(Interface dataset entries)
☆ ☆ ☆ ☆

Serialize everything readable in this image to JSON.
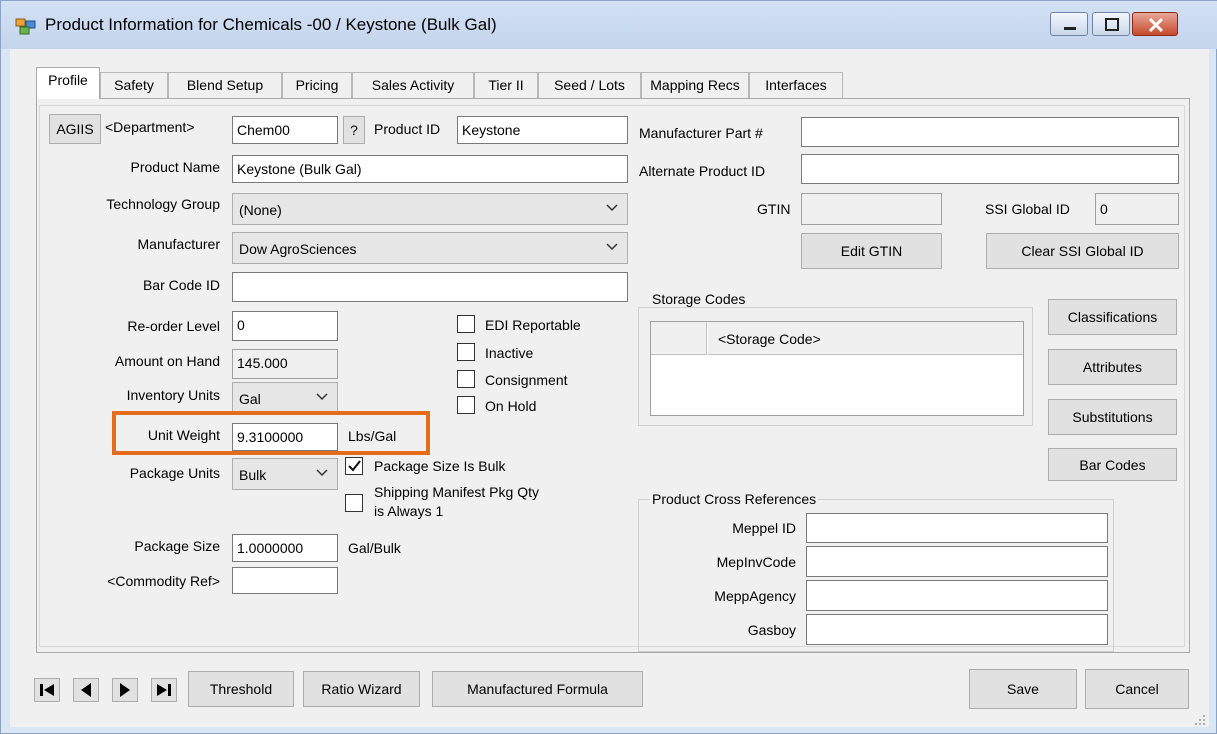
{
  "window": {
    "title": "Product Information for Chemicals -00 / Keystone (Bulk Gal)"
  },
  "tabs": [
    "Profile",
    "Safety",
    "Blend Setup",
    "Pricing",
    "Sales Activity",
    "Tier II",
    "Seed / Lots",
    "Mapping Recs",
    "Interfaces"
  ],
  "active_tab": "Profile",
  "left": {
    "agiis_label": "AGIIS",
    "department_label": "<Department>",
    "department_value": "Chem00",
    "question_label": "?",
    "product_id_label": "Product ID",
    "product_id_value": "Keystone",
    "product_name_label": "Product Name",
    "product_name_value": "Keystone (Bulk Gal)",
    "technology_group_label": "Technology Group",
    "technology_group_value": "(None)",
    "manufacturer_label": "Manufacturer",
    "manufacturer_value": "Dow AgroSciences",
    "bar_code_label": "Bar Code ID",
    "bar_code_value": "",
    "reorder_label": "Re-order Level",
    "reorder_value": "0",
    "amount_label": "Amount on Hand",
    "amount_value": "145.000",
    "inventory_units_label": "Inventory Units",
    "inventory_units_value": "Gal",
    "unit_weight_label": "Unit Weight",
    "unit_weight_value": "9.3100000",
    "unit_weight_units": "Lbs/Gal",
    "package_units_label": "Package Units",
    "package_units_value": "Bulk",
    "package_size_label": "Package Size",
    "package_size_value": "1.0000000",
    "package_size_units": "Gal/Bulk",
    "commodity_label": "<Commodity Ref>",
    "commodity_value": ""
  },
  "checkboxes": {
    "edi": {
      "label": "EDI Reportable",
      "checked": false
    },
    "inactive": {
      "label": "Inactive",
      "checked": false
    },
    "consignment": {
      "label": "Consignment",
      "checked": false
    },
    "on_hold": {
      "label": "On Hold",
      "checked": false
    },
    "package_bulk": {
      "label": "Package Size Is Bulk",
      "checked": true
    },
    "shipping_line1": "Shipping Manifest Pkg Qty",
    "shipping_line2": "is Always 1",
    "shipping_checked": false
  },
  "right": {
    "manufacturer_part_label": "Manufacturer Part #",
    "manufacturer_part_value": "",
    "alternate_id_label": "Alternate Product ID",
    "alternate_id_value": "",
    "gtin_label": "GTIN",
    "gtin_value": "",
    "ssi_label": "SSI Global ID",
    "ssi_value": "0",
    "edit_gtin_label": "Edit GTIN",
    "clear_ssi_label": "Clear SSI Global ID",
    "storage_codes_title": "Storage Codes",
    "storage_code_header": "<Storage Code>",
    "classifications_label": "Classifications",
    "attributes_label": "Attributes",
    "substitutions_label": "Substitutions",
    "bar_codes_label": "Bar Codes",
    "cross_ref_title": "Product Cross References",
    "cross_refs": [
      {
        "label": "Meppel ID",
        "value": ""
      },
      {
        "label": "MepInvCode",
        "value": ""
      },
      {
        "label": "MeppAgency",
        "value": ""
      },
      {
        "label": "Gasboy",
        "value": ""
      }
    ]
  },
  "footer": {
    "threshold_label": "Threshold",
    "ratio_wizard_label": "Ratio Wizard",
    "manufactured_formula_label": "Manufactured Formula",
    "save_label": "Save",
    "cancel_label": "Cancel"
  },
  "colors": {
    "highlight": "#e46c1b",
    "close_button": "#c74a2e"
  }
}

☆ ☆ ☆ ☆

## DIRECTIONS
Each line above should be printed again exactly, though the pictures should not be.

## OUTPUT OF THE TASK
Serialize everything readable in this image to JSON.
{
  "window": {
    "title": "Product Information for Chemicals -00 / Keystone (Bulk Gal)"
  },
  "tabs": [
    "Profile",
    "Safety",
    "Blend Setup",
    "Pricing",
    "Sales Activity",
    "Tier II",
    "Seed / Lots",
    "Mapping Recs",
    "Interfaces"
  ],
  "active_tab": "Profile",
  "left": {
    "agiis_label": "AGIIS",
    "department_label": "<Department>",
    "department_value": "Chem00",
    "question_label": "?",
    "product_id_label": "Product ID",
    "product_id_value": "Keystone",
    "product_name_label": "Product Name",
    "product_name_value": "Keystone (Bulk Gal)",
    "technology_group_label": "Technology Group",
    "technology_group_value": "(None)",
    "manufacturer_label": "Manufacturer",
    "manufacturer_value": "Dow AgroSciences",
    "bar_code_label": "Bar Code ID",
    "bar_code_value": "",
    "reorder_label": "Re-order Level",
    "reorder_value": "0",
    "amount_label": "Amount on Hand",
    "amount_value": "145.000",
    "inventory_units_label": "Inventory Units",
    "inventory_units_value": "Gal",
    "unit_weight_label": "Unit Weight",
    "unit_weight_value": "9.3100000",
    "unit_weight_units": "Lbs/Gal",
    "package_units_label": "Package Units",
    "package_units_value": "Bulk",
    "package_size_label": "Package Size",
    "package_size_value": "1.0000000",
    "package_size_units": "Gal/Bulk",
    "commodity_label": "<Commodity Ref>",
    "commodity_value": ""
  },
  "checkboxes": {
    "edi": {
      "label": "EDI Reportable",
      "checked": false
    },
    "inactive": {
      "label": "Inactive",
      "checked": false
    },
    "consignment": {
      "label": "Consignment",
      "checked": false
    },
    "on_hold": {
      "label": "On Hold",
      "checked": false
    },
    "package_bulk": {
      "label": "Package Size Is Bulk",
      "checked": true
    },
    "shipping_line1": "Shipping Manifest Pkg Qty",
    "shipping_line2": "is Always 1",
    "shipping_checked": false
  },
  "right": {
    "manufacturer_part_label": "Manufacturer Part #",
    "manufacturer_part_value": "",
    "alternate_id_label": "Alternate Product ID",
    "alternate_id_value": "",
    "gtin_label": "GTIN",
    "gtin_value": "",
    "ssi_label": "SSI Global ID",
    "ssi_value": "0",
    "edit_gtin_label": "Edit GTIN",
    "clear_ssi_label": "Clear SSI Global ID",
    "storage_codes_title": "Storage Codes",
    "storage_code_header": "<Storage Code>",
    "classifications_label": "Classifications",
    "attributes_label": "Attributes",
    "substitutions_label": "Substitutions",
    "bar_codes_label": "Bar Codes",
    "cross_ref_title": "Product Cross References",
    "cross_refs": [
      {
        "label": "Meppel ID",
        "value": ""
      },
      {
        "label": "MepInvCode",
        "value": ""
      },
      {
        "label": "MeppAgency",
        "value": ""
      },
      {
        "label": "Gasboy",
        "value": ""
      }
    ]
  },
  "footer": {
    "threshold_label": "Threshold",
    "ratio_wizard_label": "Ratio Wizard",
    "manufactured_formula_label": "Manufactured Formula",
    "save_label": "Save",
    "cancel_label": "Cancel"
  },
  "colors": {
    "highlight": "#e46c1b",
    "close_button": "#c74a2e"
  }
}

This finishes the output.